It was funny. She'd never realized how short he was. Saltish was at least a head taller than all the boys, actually. It hadn't seemed that way before.

By the time he returned, dragging the sled behind him, she had lugged a few pieces of driftwood up from the beach. Enough to make a frame. She stacked the blocks of turf into a low wall around the hole and stuck it through with the driftwood to reinforce it.

"Now what?" he said, having dropped the sled ropes on the ground.

"It's been a while since I've eaten," said Saltish. "Want to have dinner in a hole?"

She could see he didn't want to say yes to her, but she also saw he liked the idea. She went back to stacking turf.

"Bring some for me, too," she said, when she saw him turn to leave, and he did. They ate on the ground, surrounded by thick walls of wet dirt. She hadn't realized how hungry she was. When they were done, Saltish stacked the bowls in the corner.

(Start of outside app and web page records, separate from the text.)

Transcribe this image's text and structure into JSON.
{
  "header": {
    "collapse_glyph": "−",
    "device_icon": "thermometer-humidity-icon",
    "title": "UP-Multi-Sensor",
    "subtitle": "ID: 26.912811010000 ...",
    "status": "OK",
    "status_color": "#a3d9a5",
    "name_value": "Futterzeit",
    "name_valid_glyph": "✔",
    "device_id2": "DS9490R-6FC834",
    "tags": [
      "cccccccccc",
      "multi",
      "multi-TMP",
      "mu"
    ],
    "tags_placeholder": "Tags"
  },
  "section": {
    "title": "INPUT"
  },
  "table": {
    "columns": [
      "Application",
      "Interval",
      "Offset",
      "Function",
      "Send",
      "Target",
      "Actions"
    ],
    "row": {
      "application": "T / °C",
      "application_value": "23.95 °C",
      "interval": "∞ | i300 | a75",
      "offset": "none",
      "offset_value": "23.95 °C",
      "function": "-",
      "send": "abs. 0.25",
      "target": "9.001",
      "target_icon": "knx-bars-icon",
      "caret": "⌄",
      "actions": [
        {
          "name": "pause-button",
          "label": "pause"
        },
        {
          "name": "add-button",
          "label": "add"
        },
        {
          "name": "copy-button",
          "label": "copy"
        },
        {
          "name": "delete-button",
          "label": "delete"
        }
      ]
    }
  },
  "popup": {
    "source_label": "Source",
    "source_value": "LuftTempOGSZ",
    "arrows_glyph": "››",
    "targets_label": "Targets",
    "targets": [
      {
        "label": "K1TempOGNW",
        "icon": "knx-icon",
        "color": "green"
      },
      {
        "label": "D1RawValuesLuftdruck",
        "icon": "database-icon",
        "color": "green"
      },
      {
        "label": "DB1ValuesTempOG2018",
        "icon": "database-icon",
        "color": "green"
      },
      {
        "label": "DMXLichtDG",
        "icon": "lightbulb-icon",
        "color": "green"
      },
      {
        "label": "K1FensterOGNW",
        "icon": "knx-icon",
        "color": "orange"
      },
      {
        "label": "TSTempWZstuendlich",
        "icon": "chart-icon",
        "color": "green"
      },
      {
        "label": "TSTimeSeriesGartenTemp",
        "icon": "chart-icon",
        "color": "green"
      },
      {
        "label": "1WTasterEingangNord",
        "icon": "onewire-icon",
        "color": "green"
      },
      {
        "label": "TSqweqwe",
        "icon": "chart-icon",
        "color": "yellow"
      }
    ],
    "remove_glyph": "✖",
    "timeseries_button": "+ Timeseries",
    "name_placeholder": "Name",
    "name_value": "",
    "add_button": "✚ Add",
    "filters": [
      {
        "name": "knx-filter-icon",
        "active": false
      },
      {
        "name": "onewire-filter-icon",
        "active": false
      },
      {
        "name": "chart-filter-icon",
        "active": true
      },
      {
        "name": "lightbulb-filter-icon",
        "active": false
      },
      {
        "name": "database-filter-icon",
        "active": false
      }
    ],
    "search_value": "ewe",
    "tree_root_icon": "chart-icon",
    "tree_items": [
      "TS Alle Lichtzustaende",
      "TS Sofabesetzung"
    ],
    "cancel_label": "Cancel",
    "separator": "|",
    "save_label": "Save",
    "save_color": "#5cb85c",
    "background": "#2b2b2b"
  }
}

Gradually he warmed to the idea of helping her. They dragged more driftwood up from the beach, and used the sled to bring down rolls of roofing sod they had cut from the high meadow behind the village. By nightfall, the hole had walls and a roof.

The next day, at lunchtime, she walked down onto the beach to admire her work. It wasn't a bad house. A little lopsided, the peak of the roof leaning slight to one side. The boy she lived with crawled out the front door and came down to join her. They stood and looked at the village and let their heels sink down in the swampy sand.

The gaps were wide between the houses of the village. They looked like teeth in the mouth of a child, sparse and crooked. But in the very middle, on either side of the house that Saltish had just built, the gaps were smaller. The place was filling out. And for now, that would have to do.